Using recent measurements of the supermassive black hole mass function we find that supermassive black holes are the largest contributor to the entropy of the observable Universe, contributing at least an order of magnitude more entropy than previously estimated. The total entropy of the observable Universe is correspondingly higher, and is $S_{obs} = 3.1^{+3.0}_{-1.7}\xt{104} k$. We calculate the entropy of the current cosmic event horizon to be $S_{CEH} = 2.6 \pm 0.3 \xt{122} k$, dwarfing the entropy of its interior, $S_{CEH int} = 1.2^{+1.1}_{-0.7}\xt{103} k$. We make the first tentative estimate of the entropy of dark matter within the observable Universe, $S_{dm} = 10^{88\pm1} k$. We highlight several caveats pertaining to these estimates and make recommendations for future work.

It is cool to think that black holes are the dominate contributors of entropy in the universe, but why is this important for understanding the universe?  Here’s the opening line of the paper:

The entropy budget of the Universe is important because
its increase is associated with all irreversible processes, on
all scales, across all facets of nature: gravitational clustering,
accretion disks, supernovae, stellar fusion, terrestrial
weather, chemical, geological and biological processes

The entropy budget of the Universe is important because its increase is associated with all irreversible processes, on all scales, across all facets of nature: gravitational clustering, accretion disks, supernovae, stellar fusion, terrestrial weather, chemical, geological and biological processes.

Okay, we know this, any other reasons?

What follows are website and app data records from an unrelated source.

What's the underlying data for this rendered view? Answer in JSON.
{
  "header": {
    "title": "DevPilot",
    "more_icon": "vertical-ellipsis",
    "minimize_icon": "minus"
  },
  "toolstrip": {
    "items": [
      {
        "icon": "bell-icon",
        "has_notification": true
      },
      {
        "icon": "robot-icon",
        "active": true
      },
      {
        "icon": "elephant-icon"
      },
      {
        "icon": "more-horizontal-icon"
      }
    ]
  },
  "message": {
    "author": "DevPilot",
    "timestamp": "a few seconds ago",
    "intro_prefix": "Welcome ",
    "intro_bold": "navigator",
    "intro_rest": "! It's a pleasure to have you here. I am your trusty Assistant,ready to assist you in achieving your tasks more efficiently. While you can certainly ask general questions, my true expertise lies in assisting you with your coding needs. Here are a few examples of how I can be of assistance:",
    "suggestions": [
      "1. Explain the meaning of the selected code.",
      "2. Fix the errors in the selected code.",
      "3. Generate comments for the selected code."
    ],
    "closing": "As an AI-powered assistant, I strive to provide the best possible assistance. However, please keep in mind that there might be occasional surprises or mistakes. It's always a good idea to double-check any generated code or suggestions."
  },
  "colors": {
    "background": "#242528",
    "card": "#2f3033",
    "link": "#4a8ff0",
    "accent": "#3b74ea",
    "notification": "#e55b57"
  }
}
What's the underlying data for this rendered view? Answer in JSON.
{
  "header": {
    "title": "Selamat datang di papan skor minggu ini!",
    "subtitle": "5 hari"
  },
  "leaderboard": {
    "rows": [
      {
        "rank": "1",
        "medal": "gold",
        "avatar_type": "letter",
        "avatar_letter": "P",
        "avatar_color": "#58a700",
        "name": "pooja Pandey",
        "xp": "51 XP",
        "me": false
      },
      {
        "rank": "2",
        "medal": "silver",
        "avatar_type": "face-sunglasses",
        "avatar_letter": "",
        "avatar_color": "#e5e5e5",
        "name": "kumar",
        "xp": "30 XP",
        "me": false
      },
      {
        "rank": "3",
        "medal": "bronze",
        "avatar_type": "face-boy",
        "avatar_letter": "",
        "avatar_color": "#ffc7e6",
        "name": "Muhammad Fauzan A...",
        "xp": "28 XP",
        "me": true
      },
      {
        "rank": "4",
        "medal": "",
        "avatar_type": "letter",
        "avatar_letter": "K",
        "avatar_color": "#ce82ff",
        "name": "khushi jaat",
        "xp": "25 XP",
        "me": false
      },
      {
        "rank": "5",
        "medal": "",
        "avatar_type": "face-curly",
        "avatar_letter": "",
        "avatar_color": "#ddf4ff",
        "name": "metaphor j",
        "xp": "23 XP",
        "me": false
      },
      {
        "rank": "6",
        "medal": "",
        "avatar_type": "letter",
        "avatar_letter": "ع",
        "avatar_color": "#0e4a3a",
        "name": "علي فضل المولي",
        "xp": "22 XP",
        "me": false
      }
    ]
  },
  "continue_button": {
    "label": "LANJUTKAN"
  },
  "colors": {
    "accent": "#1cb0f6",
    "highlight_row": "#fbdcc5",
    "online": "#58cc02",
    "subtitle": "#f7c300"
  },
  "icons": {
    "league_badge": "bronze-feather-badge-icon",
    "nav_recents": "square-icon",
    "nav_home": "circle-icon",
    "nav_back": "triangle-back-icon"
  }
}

That the increase of entropy has not yet been capped by some limiting value, such as the holographic bound (’t Hooft 1993; Susskind 1995) at Smax  10123k (Frampton et al. 2008), is the reason dissipative processes are ongoing and that life can exist.

Mmmm, it appears that that’s it.  I can’t quite grasp why this estimate of the universe’s entropy helps us understand the universe better.  Perhaps it is important for understanding why the universe started out in such a low entropy state (cosmologists like Sean Carroll and Roger Penrose like to think about these things).